Parallel imports” and “grey goods” are terms used in the fashion, cosmetic and other retail sectors to describe situations where wholesalers and distributors import branded goods that are technically subject to strict territorial sales and distribution licenses held by third parties. Alternatively, consumers in one country purchase goods direct from a retailer or distributor located in another country, who does not have the rights to sell or export the products to the consumer’s country of residence. The license holders can seek to block these unauthorized imports/exports, but in cases where the license holder has chosen not to distribute those specific goods, these “grey” imports could possibly be deemed legitimate (under the “use it or lose it” principle).

Whatever the legal interpretation of territorial licensing, when it comes to digital content, is geo-blocking still appropriate? Let me offer an illustration:

Imagine you are an Australian traveller on a business trip to New York. You visit a local book shop, to pick up a copy of the latest novel by your favourite author.

Unfortunately, the salesperson tells you the book is not in stock, because the publisher does not distribute that particular title to independent stores; instead, you have to go to the mega book store across town.

After making your way to the mega store, you find out that before you can make any purchase, you have to open an account, submit your credit card details and other personal information (and sign a contract that says things like “you must always keep books bought from our store in our proprietary and specially designed book shelves”).

Just as you are about to make your purchase, the shop assistant asks you for your passport. “Oh, I’m sorry, we don’t sell our books to people from Australia. You have to go to our mega store in Sydney.”

On the way back to your hotel, you phone the publisher (whose office is on your route) to see if you can buy a copy direct from their sales department. The conversation goes something like this:

“You sound Australian. Sorry, but we can’t sell it to you. You have to buy it from our Australian distributor.”

“OK, can you tell me who the Australian distributor is, or which shops stock your titles?”

“I’m not sure. I think it depends on who the author is. Or whether it’s the hardback or paperback edition. Or whether our distributor is importing that particular title. Maybe we only sell it through the Australian branch of the mega book store that wouldn’t sell you it to you while you were in town. Have a nice day.”

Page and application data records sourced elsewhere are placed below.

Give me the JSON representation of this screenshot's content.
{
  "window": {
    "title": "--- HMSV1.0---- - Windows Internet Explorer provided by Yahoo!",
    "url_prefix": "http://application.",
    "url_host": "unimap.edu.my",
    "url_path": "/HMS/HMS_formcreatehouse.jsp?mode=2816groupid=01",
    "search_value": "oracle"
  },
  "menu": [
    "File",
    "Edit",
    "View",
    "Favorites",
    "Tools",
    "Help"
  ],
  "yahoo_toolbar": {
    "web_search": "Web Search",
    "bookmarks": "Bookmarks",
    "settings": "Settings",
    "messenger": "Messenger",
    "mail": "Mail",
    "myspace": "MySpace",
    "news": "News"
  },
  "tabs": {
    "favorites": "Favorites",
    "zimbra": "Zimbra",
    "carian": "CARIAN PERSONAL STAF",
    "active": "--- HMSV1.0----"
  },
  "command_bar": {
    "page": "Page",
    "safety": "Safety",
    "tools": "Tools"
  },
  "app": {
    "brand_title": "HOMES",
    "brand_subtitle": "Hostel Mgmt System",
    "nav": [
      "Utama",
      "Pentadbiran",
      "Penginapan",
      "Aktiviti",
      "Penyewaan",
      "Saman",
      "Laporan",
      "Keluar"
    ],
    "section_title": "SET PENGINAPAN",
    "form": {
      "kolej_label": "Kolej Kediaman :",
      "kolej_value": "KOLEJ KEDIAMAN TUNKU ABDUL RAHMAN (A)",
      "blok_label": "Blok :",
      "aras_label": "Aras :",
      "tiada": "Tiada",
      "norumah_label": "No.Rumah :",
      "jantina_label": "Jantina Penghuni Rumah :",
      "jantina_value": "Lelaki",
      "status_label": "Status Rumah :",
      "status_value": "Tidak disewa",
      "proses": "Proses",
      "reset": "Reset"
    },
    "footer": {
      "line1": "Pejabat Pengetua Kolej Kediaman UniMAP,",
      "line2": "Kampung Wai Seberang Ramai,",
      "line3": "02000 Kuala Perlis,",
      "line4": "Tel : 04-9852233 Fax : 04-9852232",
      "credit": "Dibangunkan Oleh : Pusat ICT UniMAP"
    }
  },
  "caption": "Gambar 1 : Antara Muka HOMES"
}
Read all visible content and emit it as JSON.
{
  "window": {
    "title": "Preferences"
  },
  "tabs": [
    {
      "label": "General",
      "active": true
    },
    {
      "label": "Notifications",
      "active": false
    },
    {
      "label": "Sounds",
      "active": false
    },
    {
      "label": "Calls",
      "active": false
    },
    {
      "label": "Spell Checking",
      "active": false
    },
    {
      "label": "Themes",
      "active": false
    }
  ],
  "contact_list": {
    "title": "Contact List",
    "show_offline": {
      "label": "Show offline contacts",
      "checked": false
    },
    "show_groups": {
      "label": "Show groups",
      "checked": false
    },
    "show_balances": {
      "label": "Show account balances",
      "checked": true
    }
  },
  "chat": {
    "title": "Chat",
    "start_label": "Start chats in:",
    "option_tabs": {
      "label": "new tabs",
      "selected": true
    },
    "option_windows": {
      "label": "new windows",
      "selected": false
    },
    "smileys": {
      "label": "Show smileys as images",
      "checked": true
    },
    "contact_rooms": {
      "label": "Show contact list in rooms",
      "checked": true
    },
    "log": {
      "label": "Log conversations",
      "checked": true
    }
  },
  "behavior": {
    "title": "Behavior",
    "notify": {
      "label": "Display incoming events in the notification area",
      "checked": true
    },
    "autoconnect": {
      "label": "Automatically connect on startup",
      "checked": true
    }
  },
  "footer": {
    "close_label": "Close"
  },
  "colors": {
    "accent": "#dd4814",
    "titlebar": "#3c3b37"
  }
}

Great. With nothing to read on the 20-hour flight back to Australia, you catch up on a lot of episodes of “Bored to Death”, because you don’t expect them to be shown on Australian TV for at least a year. (But that’s another industry scenario…)

Back home in Australia, you visit the Sydney branch of the mega book store. “I’m sorry, we don’t have that title in stock, because we haven’t had enough customer requests to justify importing any copies…..”

Is it any wonder, with these sorts of restrictive commercial practices common in the software and digital content industries, that Australia has the highest level of illegal music downloading by capita, not because all Australian consumers are unwilling to pay for content, but often because customers cannot legitimately buy it.